Bed bugs can be found all over your home in places like mattresses, upholstered furniture, baseboards, power outlets, and cracks and crevices in your wall. Learn more places to look for them here!
Some signs that you have a bed bug problem include finding small red or brown spots on your bedding, noticing a new foul, musty odor, or finding itchy, red bite marks on your skin in the morning.
Bed bugs move around by hitching rides on things that we carry around. They often find their way into new homes by traveling on used furniture. They can latch onto suitcases, purses, and other kinds of bags.
Carpet beetles and bed bugs are told apart from each other the easiest by the way that their larvae look. Carpet beetle larvae are more fuzzy and stout, while bed bug larvae look like tiny worms.

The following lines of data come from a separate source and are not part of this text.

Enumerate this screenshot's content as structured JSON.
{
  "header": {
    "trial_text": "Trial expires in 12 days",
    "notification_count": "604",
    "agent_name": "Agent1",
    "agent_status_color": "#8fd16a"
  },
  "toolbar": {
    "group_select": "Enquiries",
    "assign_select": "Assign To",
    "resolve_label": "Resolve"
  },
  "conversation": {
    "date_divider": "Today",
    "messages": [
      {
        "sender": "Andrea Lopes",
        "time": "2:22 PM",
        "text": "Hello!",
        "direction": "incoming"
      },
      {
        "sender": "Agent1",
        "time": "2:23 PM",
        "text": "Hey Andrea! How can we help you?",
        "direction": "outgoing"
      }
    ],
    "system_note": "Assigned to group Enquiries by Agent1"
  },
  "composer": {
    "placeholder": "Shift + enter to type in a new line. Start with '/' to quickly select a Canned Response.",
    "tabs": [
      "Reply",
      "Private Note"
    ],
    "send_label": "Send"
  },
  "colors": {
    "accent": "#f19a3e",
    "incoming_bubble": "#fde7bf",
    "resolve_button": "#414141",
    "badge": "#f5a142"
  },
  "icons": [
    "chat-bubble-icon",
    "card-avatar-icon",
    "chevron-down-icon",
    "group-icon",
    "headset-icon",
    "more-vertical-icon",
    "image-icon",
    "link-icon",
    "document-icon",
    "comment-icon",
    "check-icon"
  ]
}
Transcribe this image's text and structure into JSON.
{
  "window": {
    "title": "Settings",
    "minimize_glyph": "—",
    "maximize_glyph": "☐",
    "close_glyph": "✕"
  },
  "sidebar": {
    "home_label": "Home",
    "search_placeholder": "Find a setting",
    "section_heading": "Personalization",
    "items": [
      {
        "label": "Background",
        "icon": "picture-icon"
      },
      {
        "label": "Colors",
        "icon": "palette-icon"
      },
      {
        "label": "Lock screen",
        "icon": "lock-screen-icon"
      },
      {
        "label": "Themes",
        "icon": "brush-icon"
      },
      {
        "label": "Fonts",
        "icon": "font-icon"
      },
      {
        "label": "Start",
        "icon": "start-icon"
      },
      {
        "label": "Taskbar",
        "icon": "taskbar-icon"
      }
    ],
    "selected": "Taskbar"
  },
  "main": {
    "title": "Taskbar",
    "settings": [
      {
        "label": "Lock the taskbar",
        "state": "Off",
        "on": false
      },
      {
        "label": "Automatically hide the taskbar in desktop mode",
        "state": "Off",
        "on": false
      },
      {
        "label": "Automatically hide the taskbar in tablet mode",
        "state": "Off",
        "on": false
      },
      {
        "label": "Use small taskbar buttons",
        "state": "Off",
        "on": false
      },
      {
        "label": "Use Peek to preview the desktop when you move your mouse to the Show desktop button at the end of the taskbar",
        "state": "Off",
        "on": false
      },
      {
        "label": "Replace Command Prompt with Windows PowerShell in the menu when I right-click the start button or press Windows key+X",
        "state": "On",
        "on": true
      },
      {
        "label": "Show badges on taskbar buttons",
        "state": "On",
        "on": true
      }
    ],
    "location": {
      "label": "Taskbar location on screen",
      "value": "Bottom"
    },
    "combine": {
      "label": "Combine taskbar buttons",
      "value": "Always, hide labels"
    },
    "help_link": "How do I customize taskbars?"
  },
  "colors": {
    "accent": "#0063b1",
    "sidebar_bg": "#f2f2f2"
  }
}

Bed bugs bite their hosts to feed on their blood. They usually bite at night or whenever their victim regularly rests. Bites are not painful in the moment, but they usually result in itchy, red bumps on your skin after a few hours.
Bed bug bites are often mistaken for other kinds of bug bites. You can identify bed bug bites by their dense, red center surrounded by a lighter, swollen bump. Although rare, welts and rashes can form at the site of the bite.
Bed bug bites are one of the itchiest types of bug bites. As is the case with many kinds of bites, it’s crucial to refrain from itching. This will only lengthen the healing process or worsen your symptoms.
Bed bugs are definitely a nuisance pest, but they aren’t generally regarded as dangerous. They do not transmit diseases through their bites or cause any structural damage to properties.
Unlike what we’ve found about many different biting pests, bed bugs have not been seen to transmit disease. However, they are able to harbor many kinds of disease organisms on their bodies.